* [WORK REQUEST]
Scan the material that follows. Copy every line containing the word "content".

* [TASK DATA]
========================================

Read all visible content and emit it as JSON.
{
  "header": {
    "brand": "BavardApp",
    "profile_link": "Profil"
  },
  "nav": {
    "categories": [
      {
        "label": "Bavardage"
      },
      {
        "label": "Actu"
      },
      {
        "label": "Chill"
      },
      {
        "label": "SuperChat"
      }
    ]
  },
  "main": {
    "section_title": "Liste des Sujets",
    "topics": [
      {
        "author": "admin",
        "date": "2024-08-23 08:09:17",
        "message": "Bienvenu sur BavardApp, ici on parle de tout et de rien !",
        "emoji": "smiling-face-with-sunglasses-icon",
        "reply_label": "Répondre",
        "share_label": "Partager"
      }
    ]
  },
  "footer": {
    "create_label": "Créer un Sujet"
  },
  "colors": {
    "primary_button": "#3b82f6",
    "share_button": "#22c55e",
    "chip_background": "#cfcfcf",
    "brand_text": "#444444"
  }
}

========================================

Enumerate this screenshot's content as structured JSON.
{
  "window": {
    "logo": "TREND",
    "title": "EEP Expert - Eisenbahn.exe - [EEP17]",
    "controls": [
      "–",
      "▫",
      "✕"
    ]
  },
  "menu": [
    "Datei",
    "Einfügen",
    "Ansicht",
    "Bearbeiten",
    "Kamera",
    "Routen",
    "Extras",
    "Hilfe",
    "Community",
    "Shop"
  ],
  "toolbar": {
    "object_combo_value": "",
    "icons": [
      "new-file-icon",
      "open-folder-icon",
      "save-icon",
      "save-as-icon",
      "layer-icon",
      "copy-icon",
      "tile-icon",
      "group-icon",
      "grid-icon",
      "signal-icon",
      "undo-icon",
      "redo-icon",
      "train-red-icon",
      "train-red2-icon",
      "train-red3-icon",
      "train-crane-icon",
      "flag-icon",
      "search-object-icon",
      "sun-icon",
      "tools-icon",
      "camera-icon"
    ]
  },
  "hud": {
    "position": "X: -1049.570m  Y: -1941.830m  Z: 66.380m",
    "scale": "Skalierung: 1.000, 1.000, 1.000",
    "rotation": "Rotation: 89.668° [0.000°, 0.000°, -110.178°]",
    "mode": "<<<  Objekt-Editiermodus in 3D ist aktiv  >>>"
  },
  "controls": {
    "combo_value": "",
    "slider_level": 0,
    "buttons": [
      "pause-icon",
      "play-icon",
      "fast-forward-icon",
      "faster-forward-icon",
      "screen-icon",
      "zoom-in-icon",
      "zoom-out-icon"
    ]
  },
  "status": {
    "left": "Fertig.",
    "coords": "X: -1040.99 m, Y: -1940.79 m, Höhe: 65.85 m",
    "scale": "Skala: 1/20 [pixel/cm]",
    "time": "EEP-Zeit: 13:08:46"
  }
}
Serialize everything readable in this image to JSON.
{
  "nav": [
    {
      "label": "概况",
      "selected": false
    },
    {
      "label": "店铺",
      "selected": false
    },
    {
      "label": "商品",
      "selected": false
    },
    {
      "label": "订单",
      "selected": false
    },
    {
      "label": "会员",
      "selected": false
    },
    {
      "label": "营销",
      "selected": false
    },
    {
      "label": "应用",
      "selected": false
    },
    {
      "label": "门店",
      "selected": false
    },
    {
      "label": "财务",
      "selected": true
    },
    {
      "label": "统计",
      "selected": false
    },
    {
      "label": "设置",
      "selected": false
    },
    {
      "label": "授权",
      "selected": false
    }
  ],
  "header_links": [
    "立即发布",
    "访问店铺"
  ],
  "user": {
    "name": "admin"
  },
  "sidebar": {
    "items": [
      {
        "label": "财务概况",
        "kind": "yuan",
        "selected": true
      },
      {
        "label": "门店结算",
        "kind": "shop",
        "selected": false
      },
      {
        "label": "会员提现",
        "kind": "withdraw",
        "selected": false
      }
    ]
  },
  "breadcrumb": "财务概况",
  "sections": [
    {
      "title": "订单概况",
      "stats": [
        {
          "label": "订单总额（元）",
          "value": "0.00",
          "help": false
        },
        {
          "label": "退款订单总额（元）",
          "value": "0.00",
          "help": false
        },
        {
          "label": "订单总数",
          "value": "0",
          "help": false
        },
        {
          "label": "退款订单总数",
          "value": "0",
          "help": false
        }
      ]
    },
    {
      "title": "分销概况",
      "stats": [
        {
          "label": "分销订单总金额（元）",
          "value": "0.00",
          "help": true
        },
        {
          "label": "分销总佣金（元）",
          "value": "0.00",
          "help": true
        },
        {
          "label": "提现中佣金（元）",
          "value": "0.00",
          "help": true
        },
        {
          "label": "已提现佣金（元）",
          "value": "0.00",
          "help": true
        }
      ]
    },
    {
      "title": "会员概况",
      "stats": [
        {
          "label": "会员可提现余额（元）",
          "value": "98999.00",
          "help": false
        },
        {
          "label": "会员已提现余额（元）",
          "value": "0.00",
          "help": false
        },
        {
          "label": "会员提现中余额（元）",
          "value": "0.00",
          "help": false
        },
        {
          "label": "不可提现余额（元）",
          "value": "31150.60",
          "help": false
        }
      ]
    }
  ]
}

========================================

* [OUTPUT]
Read all visible content and emit it as JSON.
Enumerate this screenshot's content as structured JSON.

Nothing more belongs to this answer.